can take the wonderful Light 
of eternal life in Christ to 
those who walk in darkness. 

Brethren, pray for us! 






21 




22 



Donita Dyer 



Editor's note: This is the second of a four-part series titled 
"Thirty Years in Christian Education" which focuses on the 
Grace Brethren Church of Long Beach, California. The 
series began in the June 15 issue of the Herald.-CWT 



"Train up a child in the way he should go: and 
when he is old, he will not depart from it. " (Prov. 22:6) 

Grace Christian Schools celebrated its tliirtieth birthday 
in June! Is it any wonder, after nearly three decades of 
pioneering in Christian education, that members of the 
parent church— Grace Brethren of Long Beach— looked 
forward to this significant milestone with eager anticipation 
and grateful hearts? As a congregation, we praise God for 
His guidance through the years, and for His goodness in 
allowing us to see two generations of young people gradu- 
ate from Christ-centered schools— schools where every 
subject is Bible-oriented and every teacher is dedicated to 
God. 

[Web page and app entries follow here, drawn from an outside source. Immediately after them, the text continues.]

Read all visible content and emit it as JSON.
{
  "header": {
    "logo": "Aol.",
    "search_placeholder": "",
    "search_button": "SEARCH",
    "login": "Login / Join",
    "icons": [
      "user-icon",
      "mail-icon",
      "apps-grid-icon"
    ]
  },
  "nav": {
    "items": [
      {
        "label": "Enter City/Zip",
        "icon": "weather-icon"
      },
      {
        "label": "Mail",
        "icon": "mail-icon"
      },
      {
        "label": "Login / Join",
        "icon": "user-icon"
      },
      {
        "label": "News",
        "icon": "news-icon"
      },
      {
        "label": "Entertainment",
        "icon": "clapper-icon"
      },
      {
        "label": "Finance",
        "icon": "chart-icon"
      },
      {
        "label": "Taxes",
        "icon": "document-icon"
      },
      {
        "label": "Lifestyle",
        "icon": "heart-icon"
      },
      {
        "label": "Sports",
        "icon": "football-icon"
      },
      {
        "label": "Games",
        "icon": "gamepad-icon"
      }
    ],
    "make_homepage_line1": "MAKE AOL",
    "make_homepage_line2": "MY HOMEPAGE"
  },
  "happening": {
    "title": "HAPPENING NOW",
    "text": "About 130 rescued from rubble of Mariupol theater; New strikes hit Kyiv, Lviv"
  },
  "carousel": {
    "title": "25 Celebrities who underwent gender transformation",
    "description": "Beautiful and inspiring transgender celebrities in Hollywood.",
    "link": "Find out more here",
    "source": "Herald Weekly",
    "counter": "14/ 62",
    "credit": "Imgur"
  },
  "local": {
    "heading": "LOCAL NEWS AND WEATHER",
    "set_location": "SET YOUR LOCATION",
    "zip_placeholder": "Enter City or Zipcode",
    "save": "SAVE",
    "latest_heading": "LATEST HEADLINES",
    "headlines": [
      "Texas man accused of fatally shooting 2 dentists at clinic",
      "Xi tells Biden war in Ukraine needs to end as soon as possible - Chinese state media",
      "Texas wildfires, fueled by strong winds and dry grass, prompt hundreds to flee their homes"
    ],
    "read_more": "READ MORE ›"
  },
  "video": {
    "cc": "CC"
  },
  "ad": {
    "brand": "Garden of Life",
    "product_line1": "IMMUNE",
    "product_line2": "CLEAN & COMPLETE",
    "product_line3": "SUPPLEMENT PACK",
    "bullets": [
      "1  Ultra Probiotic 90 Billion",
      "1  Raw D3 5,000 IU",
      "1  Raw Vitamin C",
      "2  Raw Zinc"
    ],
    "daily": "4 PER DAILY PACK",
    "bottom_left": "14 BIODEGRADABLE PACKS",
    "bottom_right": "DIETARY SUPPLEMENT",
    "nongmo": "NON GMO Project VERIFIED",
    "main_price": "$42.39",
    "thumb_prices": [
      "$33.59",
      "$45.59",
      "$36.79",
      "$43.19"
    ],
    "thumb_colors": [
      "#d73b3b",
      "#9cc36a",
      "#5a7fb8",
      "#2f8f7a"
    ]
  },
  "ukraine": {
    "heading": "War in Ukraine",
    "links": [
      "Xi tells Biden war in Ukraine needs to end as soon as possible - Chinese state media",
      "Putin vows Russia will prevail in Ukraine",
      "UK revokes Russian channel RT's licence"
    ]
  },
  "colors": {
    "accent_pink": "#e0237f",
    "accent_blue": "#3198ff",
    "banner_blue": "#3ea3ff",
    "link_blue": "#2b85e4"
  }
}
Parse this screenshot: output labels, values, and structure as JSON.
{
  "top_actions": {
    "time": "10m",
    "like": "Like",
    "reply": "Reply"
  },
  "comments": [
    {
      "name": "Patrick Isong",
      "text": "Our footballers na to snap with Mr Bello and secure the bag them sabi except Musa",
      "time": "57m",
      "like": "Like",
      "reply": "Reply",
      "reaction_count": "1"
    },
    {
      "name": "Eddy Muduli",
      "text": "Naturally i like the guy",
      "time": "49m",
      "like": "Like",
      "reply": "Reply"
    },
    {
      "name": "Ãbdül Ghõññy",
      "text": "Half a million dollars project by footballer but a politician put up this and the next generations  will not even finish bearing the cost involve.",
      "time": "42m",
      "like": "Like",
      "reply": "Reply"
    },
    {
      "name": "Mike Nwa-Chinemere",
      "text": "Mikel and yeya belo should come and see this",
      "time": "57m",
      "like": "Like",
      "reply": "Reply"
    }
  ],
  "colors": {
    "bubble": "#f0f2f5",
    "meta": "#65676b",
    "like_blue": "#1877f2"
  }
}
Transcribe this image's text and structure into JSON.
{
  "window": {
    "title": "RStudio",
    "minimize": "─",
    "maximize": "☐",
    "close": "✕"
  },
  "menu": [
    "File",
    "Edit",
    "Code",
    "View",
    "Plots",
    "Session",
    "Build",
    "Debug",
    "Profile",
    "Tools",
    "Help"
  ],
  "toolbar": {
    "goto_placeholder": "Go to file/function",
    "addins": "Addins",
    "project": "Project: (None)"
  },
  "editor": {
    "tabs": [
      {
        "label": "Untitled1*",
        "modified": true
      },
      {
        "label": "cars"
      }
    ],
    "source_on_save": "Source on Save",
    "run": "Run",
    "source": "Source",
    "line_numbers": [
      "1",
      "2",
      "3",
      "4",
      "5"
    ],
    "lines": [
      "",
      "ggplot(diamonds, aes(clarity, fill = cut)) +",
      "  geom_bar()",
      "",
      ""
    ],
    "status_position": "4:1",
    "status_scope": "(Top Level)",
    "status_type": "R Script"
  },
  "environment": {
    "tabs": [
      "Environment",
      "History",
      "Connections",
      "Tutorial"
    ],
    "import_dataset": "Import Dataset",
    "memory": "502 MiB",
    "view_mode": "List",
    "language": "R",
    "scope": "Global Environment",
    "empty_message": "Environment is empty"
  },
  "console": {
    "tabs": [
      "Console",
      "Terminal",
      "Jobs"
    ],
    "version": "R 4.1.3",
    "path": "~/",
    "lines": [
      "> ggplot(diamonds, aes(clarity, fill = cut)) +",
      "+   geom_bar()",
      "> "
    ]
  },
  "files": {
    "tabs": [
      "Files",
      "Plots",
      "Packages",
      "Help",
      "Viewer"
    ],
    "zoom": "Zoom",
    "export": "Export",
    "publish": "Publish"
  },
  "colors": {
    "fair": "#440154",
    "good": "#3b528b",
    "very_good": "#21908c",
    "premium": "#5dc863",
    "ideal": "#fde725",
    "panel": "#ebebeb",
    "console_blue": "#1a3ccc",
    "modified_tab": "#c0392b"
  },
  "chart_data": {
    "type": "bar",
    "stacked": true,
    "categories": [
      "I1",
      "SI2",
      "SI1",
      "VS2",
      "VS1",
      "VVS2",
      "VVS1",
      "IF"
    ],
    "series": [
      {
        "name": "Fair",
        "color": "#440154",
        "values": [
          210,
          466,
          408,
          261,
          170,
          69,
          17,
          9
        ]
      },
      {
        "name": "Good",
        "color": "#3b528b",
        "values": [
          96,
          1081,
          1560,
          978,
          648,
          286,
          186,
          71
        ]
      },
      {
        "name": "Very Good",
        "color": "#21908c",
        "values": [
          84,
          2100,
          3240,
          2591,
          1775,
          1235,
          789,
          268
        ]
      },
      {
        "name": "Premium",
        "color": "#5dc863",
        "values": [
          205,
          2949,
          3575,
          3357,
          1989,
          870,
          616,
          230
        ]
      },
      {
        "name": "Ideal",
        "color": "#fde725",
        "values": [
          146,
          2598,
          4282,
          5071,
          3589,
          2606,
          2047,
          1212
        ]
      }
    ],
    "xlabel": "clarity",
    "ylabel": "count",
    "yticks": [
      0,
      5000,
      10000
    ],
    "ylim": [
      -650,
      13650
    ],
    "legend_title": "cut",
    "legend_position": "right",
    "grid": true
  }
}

If 1978 is a year for rejoicing, it is also a year for remem- 
bering. We have come a long, long way since the evening 
our first commencement was held under a canvas canopy 
for lack of an auditorium. Little did we realize then that 
one of the outstanding young men in that class of seven, 
Douglas Westfall, Jr., would today be our school superin- 
tendent, and also president of the Western Association of 
Christian Schools. How good God has been to give us a 
number of fine teachers and administrators from among our 
alumni. 

This year, in contrast to that first small class of 7, 91 
seniors will receive diplomas, bringing the total number of 
graduates to 1,496. There have been other changes, also. In 



three decades, our faculty has grown from 6 to 56 (grades 
1-12); the bus fleet has expanded from 1 to 8; and the 
annual budget has soared to an unprecedented $970,000. 
This, of course, does not include the Bible Institute or 
Graduate School-more about them later. 

Facts and figures are interesting, but our main emphasis 
has always been centered on the students themselves. We 
are here to meet their needs and to provide them with 
individual counseling geared toward making them strong in 
the Lord. As a consequence of this close teacher-student 
relationship, many young lives have been committed to 
Christ through the years. We point with gratitude and pride 
to an impressive roster of alumni. A number of Brethren 
ministers, including our own much-loved Pastor Dave 
Hocking, received their early education in our schools. 
Other graduates are now missionaries, businessmen and 
businesswomen, educators, doctors, nurses, lawyers, scien- 
tists, and Christian ambassadors in nearly every walk 
of life. 

Our schools, founded on faith and perpetuated through 
prayer, were first opened in 1947— with an enrollment of 
98 (grades 1-8). Classes were conducted in borrowed, 
makeshift quarters. Today Grace Christian Schools (former- 
ly known as Brethren Church Schools) and Grace Graduate 
School and Grace Bible Institute have two active campuses 
with modern facilities, impressive libraries, two beautiful 
gymnasiums, good equipment, credentia